The many perils of social media are well-documented: scammers, hackers, trolls and bullies alike have been known to take pride in ruining your afternoon. But what about the do-gooders, well- wishers, and small-time philanthropists who do what they can to better the lives of complete strangers?
Nila and Jack Thompson, owners of Nila’s Goat Farm in Burr Oak, have no experience with the former but plenty with the latter, especially after they went viral on Instagram last week. Hundreds of folks took to their new website at the behest of a couple of social media influencers (@leeannmiller and @sharonsaysso) to buy soap, lotion, and various crocheted items to the tune of $18,000 in less than 10 hours, forcing the couple to shut down their website in order to collect their breath and catch up on orders.
Jack, who is nearing 80-years-old and has dealt with his fair share of health issues in recent years, spoke of gratitude and humility while sporting a placid smile Saturday at Farrand Hall in Colon. He watched at least a baker’s dozen of local volunteers assemble and package a portion of the 500-plus orders that will be shipped out in the coming weeks, and took a moment to talk about the kindness of strangers.
“Old people look around and see that everyone they know is dying, and they think, ‘Well, I’ll be the last of this lot,'” Jack said. “Then they go on the internet and they find out that a lot of people give a crap whether they live or die! And all of a sudden you have reason to live — I might go another 20 years, myself — I love it. I have never felt as humbled or as much gratitude for the world as I do at this moment.”

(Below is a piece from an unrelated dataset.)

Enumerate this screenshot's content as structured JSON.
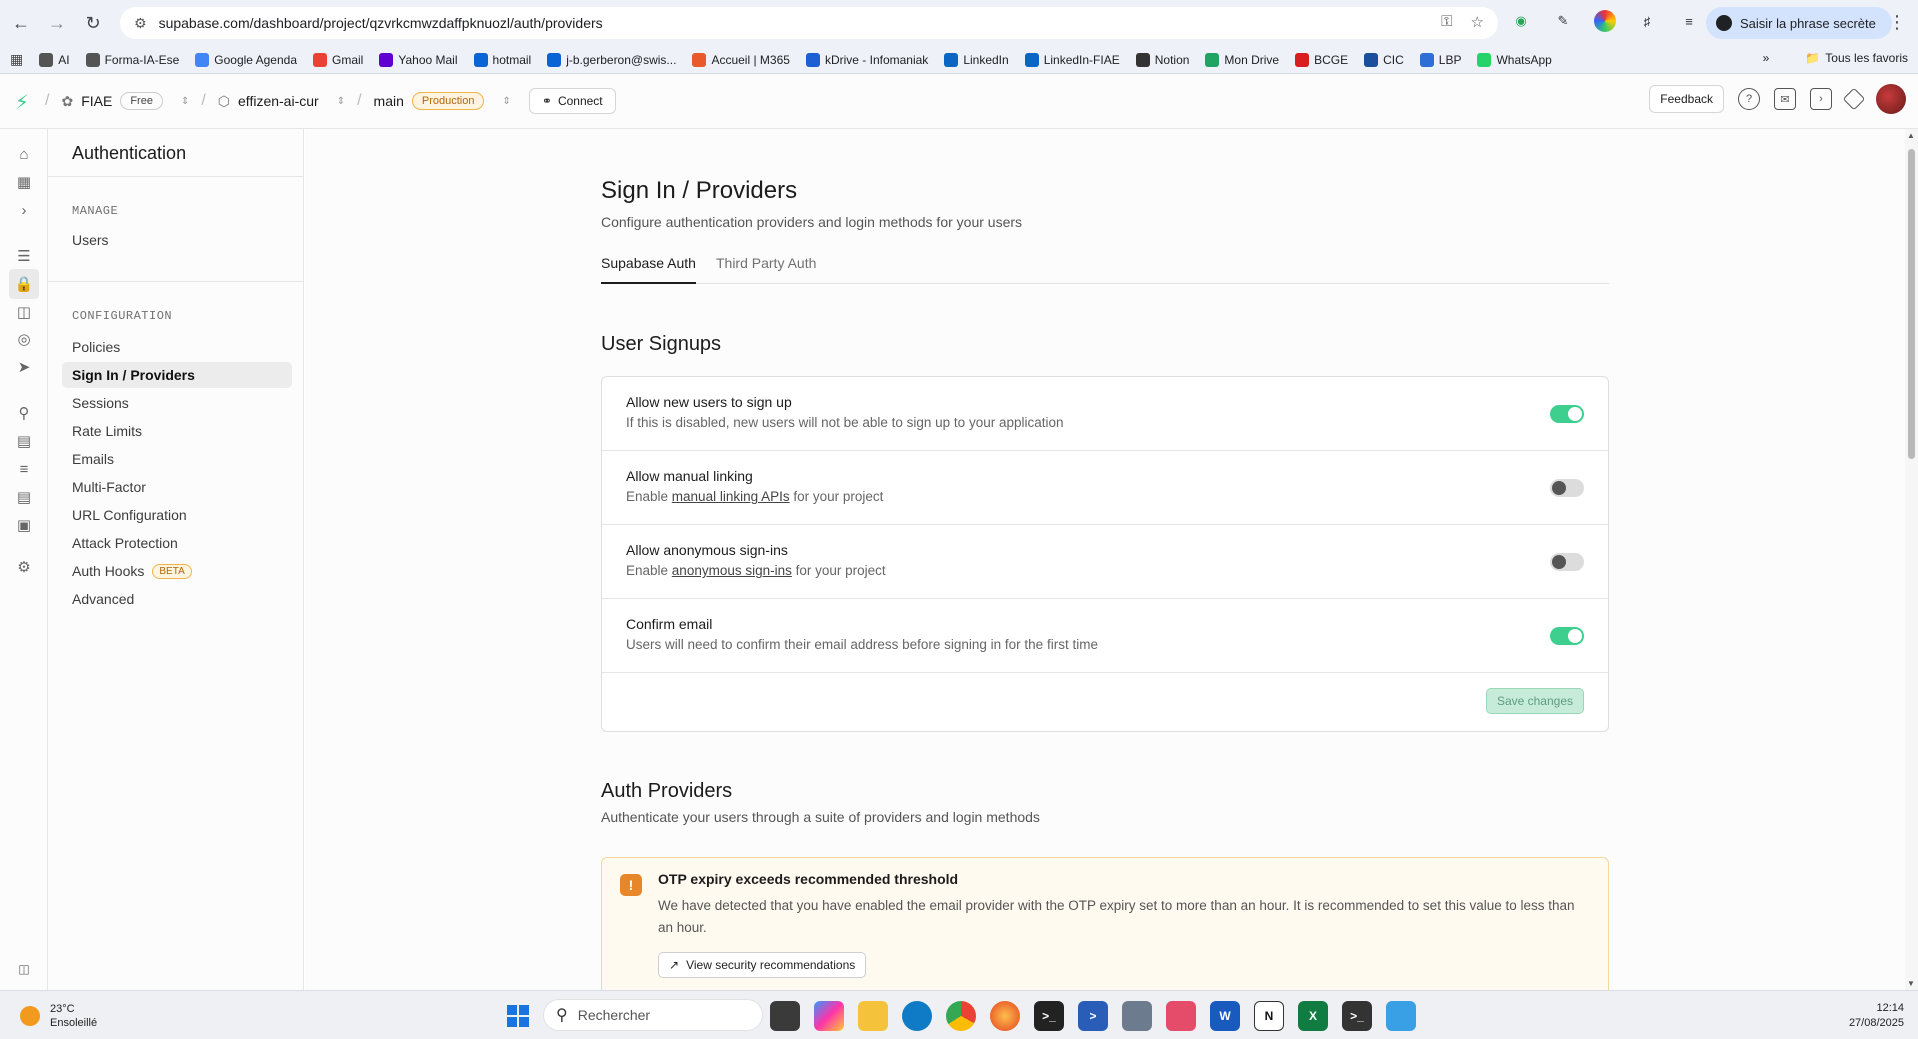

Jack added that while he’s grateful, he and Nila are also a bit overwhelmed as they’ve had to shift gears quickly in the matter of days to ensure their supply can meet the sudden uptick in demand.
“After 15 years of making soaps and lotions and being ignored at the farmers markets, we finally got online and had a blazing hail fire of orders, and while we’re tickled, we’re also frightened,” Jack said. “We’ve had to order new equipment, which has not arrived yet, and we’ve had to change our manufacturing facilities, which the contractors have not finished yet.”
Nila and Jack credit their business’ “explosion of growth” to James Gray, who co-owns Farrand Hall with his partner Jacob Hagan in Colon. Gray helped the couple sell more product in the span of 10 hours on the internet than they had in the 18 years they’ve been in business, including the 15 years they spent selling their wares at local farmers markets.
In a Facebook post published on Tuesday, May 11, Gray wrote, “Yesterday two Instagram accounts asked people to help my neighbors in Michigan by buying their goat milk soap. (@leeannmiller @sharonsaysso)
“We woke up today with over 500 orders and 1800 bars of soap sold! We had to shut down the online shop at 10pm because the orders were coming in by the second. Craziest thing I’ve ever seen.
“Two women who do not know me or these guys wanted to help them. They went online yesterday and asked their followers to help this couple out. I cried for hours yesterday because there were so many people reaching out on IG telling them that they cared for them and hoped these purchases helped them get through a rough patch.
Gray, who runs the Thompsons’ Instagram account and website, also helped them redesign their logo, and come up with new labels. The goodwill didn’t stop there either, as LTi Printing in Sturgis printed 1,000 of each label for the entire line of Nila’s Goat Farm products at no cost to Nila and Jack.
Gray said after the flurry of orders forced Nila and Jack to shut down their site, the kindness of strangers didn’t waver, it simply changed form.
“So we shut the shop down and went online, and told everybody, ‘Thank you, please be patient with us, we need to get caught up.’ And I literally have hundreds of direct messages, sent to Nila’s Instagram account, from people all over the country saying, ‘Don’t worry about it, take your time, get caught up. Let us know when the shop opens again, we want to buy from you but take your time. This wasn’t about soap, this was about helping you guys.'”
Alek Haak-Frost is executive editor of Watershed Voice.